(Beginning of Record set)
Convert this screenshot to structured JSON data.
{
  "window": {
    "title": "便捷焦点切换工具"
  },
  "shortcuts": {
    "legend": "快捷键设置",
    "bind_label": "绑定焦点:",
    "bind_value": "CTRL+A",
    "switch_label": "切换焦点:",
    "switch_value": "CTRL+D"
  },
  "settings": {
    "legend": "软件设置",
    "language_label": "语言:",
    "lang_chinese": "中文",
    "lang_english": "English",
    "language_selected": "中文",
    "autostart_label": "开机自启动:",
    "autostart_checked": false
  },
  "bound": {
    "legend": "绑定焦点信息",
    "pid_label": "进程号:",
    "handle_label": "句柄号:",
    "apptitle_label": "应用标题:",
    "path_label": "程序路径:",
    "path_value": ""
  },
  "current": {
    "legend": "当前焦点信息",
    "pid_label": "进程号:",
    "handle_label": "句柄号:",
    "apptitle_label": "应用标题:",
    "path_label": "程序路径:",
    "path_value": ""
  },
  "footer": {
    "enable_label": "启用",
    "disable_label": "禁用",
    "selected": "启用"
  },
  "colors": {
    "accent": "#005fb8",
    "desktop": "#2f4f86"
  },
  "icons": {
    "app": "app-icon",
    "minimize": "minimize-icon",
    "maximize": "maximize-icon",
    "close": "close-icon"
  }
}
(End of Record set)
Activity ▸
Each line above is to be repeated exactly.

Answer below ▸
Convert this screenshot to structured JSON data.
{
  "window": {
    "title": "便捷焦点切换工具"
  },
  "shortcuts": {
    "legend": "快捷键设置",
    "bind_label": "绑定焦点:",
    "bind_value": "CTRL+A",
    "switch_label": "切换焦点:",
    "switch_value": "CTRL+D"
  },
  "settings": {
    "legend": "软件设置",
    "language_label": "语言:",
    "lang_chinese": "中文",
    "lang_english": "English",
    "language_selected": "中文",
    "autostart_label": "开机自启动:",
    "autostart_checked": false
  },
  "bound": {
    "legend": "绑定焦点信息",
    "pid_label": "进程号:",
    "handle_label": "句柄号:",
    "apptitle_label": "应用标题:",
    "path_label": "程序路径:",
    "path_value": ""
  },
  "current": {
    "legend": "当前焦点信息",
    "pid_label": "进程号:",
    "handle_label": "句柄号:",
    "apptitle_label": "应用标题:",
    "path_label": "程序路径:",
    "path_value": ""
  },
  "footer": {
    "enable_label": "启用",
    "disable_label": "禁用",
    "selected": "启用"
  },
  "colors": {
    "accent": "#005fb8",
    "desktop": "#2f4f86"
  },
  "icons": {
    "app": "app-icon",
    "minimize": "minimize-icon",
    "maximize": "maximize-icon",
    "close": "close-icon"
  }
}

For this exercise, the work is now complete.